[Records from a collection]

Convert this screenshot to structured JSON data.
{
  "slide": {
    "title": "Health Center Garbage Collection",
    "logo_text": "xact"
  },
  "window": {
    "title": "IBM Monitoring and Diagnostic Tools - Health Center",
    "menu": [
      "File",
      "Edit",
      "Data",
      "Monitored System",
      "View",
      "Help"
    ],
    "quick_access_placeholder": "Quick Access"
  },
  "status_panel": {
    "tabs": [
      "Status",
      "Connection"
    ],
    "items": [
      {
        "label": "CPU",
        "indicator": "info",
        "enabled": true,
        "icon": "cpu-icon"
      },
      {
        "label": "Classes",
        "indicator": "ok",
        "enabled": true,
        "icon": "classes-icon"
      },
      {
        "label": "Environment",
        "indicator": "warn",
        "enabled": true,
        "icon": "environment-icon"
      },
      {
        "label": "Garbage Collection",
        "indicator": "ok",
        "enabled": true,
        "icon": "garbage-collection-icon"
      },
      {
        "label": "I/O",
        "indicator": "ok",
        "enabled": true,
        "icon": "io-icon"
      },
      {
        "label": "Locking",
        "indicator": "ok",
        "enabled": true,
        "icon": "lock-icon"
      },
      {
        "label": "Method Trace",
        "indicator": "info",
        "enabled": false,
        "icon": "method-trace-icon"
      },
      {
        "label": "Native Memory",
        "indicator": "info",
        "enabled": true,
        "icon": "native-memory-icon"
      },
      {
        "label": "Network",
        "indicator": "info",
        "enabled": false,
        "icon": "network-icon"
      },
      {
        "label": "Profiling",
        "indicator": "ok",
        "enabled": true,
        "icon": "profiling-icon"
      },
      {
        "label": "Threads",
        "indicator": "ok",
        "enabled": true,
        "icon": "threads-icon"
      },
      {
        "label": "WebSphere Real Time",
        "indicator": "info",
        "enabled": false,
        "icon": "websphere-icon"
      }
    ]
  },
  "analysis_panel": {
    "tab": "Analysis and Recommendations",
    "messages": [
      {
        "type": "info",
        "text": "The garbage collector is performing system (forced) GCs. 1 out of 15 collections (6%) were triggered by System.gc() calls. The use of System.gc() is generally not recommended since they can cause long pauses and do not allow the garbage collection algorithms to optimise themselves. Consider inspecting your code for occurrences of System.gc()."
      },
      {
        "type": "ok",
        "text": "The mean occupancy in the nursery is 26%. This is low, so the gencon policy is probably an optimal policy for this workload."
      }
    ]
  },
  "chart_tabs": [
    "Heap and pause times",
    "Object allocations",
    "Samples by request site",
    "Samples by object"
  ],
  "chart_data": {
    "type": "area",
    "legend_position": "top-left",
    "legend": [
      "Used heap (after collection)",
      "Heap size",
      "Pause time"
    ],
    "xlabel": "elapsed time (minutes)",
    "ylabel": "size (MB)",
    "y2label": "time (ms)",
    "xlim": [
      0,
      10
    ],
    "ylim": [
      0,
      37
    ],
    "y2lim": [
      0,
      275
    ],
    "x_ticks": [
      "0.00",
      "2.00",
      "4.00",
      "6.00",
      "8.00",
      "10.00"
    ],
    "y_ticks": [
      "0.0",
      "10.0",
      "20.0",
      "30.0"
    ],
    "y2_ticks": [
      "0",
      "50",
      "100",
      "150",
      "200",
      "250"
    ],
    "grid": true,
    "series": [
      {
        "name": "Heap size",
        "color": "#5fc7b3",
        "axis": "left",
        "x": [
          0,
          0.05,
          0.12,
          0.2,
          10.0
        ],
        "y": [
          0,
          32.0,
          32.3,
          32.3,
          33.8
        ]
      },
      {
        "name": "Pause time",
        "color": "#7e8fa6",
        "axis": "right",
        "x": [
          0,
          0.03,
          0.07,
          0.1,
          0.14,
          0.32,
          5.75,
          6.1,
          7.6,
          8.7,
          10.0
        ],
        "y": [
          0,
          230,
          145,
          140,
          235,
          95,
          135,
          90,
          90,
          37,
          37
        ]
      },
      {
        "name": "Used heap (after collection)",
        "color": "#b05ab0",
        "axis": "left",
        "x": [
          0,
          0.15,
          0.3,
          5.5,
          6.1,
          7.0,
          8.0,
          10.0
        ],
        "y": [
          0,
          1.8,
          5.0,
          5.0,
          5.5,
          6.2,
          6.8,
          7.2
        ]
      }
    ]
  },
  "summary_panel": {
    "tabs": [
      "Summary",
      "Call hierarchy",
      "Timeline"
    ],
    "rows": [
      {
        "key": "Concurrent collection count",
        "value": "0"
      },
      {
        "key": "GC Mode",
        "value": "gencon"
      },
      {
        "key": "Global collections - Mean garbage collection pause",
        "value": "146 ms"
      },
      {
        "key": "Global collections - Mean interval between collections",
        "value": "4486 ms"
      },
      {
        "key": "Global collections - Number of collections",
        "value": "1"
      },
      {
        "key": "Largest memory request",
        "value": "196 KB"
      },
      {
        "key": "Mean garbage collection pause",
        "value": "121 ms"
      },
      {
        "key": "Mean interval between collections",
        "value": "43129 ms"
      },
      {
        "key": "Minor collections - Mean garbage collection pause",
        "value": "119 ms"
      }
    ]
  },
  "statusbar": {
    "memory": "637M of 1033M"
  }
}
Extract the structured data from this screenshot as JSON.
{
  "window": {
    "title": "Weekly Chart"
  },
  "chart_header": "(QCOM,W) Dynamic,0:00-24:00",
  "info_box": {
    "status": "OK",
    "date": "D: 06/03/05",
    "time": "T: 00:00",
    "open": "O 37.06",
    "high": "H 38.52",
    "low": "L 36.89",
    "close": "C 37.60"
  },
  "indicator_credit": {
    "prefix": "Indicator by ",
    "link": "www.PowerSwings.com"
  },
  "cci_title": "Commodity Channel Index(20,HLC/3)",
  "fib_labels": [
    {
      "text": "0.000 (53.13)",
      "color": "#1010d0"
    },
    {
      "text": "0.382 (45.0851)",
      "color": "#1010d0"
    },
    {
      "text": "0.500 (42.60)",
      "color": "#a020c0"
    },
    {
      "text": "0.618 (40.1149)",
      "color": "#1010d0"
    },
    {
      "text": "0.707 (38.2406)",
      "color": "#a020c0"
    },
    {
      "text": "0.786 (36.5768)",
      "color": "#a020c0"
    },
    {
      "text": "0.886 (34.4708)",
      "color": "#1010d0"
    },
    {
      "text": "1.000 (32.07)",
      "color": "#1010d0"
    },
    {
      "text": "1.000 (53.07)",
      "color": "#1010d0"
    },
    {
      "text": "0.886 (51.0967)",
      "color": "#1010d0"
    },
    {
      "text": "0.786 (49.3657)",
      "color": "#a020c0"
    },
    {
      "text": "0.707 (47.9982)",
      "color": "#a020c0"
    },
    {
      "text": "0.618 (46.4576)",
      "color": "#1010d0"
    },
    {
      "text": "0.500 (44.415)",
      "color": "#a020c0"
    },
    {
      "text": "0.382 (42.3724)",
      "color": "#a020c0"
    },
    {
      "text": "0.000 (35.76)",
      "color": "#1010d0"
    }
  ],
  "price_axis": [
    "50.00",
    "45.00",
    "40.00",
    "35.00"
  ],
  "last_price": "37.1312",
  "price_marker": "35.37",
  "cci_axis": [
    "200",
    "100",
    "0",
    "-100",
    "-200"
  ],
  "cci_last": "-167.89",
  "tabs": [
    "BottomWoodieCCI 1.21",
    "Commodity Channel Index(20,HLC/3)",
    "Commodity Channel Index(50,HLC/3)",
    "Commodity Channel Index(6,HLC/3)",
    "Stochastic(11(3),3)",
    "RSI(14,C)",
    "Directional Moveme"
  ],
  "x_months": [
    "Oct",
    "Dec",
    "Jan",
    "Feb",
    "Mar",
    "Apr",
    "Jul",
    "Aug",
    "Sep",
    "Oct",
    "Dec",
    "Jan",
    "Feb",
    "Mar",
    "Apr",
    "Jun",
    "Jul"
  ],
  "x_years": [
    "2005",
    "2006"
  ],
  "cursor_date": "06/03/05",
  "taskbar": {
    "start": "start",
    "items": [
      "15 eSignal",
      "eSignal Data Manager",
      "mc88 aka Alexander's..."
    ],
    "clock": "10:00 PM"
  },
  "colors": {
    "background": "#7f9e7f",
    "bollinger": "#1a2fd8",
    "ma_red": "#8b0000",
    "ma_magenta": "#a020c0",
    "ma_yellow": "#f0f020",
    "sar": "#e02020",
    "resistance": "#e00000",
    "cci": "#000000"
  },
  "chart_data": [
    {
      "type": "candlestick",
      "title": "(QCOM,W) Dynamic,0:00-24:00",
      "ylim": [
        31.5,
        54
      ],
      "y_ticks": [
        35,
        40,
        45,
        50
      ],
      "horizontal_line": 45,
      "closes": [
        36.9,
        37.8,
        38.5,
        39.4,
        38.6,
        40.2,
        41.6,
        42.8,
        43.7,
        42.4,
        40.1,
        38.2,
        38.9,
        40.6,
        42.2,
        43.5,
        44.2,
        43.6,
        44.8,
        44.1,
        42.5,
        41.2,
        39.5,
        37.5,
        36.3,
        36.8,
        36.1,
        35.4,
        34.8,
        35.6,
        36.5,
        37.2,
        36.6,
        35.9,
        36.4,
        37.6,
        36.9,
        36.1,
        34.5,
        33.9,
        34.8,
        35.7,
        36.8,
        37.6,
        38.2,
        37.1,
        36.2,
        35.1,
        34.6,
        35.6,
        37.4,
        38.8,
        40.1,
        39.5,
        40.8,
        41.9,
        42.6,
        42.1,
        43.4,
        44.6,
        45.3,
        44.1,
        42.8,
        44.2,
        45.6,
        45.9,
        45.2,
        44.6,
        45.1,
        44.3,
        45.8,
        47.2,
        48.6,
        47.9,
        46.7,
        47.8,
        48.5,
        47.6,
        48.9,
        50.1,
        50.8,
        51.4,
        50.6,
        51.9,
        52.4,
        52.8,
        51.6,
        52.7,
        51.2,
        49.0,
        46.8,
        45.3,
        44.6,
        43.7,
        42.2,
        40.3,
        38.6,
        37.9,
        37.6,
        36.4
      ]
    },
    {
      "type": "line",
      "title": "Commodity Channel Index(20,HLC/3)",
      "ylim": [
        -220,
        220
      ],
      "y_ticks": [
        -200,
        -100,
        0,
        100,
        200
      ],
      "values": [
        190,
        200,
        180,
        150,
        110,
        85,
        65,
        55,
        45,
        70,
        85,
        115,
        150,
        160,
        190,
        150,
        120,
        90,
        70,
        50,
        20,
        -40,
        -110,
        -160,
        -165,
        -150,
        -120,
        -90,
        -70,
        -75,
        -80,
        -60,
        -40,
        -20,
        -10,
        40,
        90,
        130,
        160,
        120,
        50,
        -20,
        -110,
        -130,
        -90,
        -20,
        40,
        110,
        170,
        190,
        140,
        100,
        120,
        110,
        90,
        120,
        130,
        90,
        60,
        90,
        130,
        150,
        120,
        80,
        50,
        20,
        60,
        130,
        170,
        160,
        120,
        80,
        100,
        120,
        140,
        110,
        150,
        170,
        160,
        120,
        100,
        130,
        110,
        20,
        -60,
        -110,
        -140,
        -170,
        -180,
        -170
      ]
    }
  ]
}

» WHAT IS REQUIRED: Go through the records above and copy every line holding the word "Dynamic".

» RESPONSE:
  "chart_header": "(QCOM,W) Dynamic,0:00-24:00",
      "title": "(QCOM,W) Dynamic,0:00-24:00",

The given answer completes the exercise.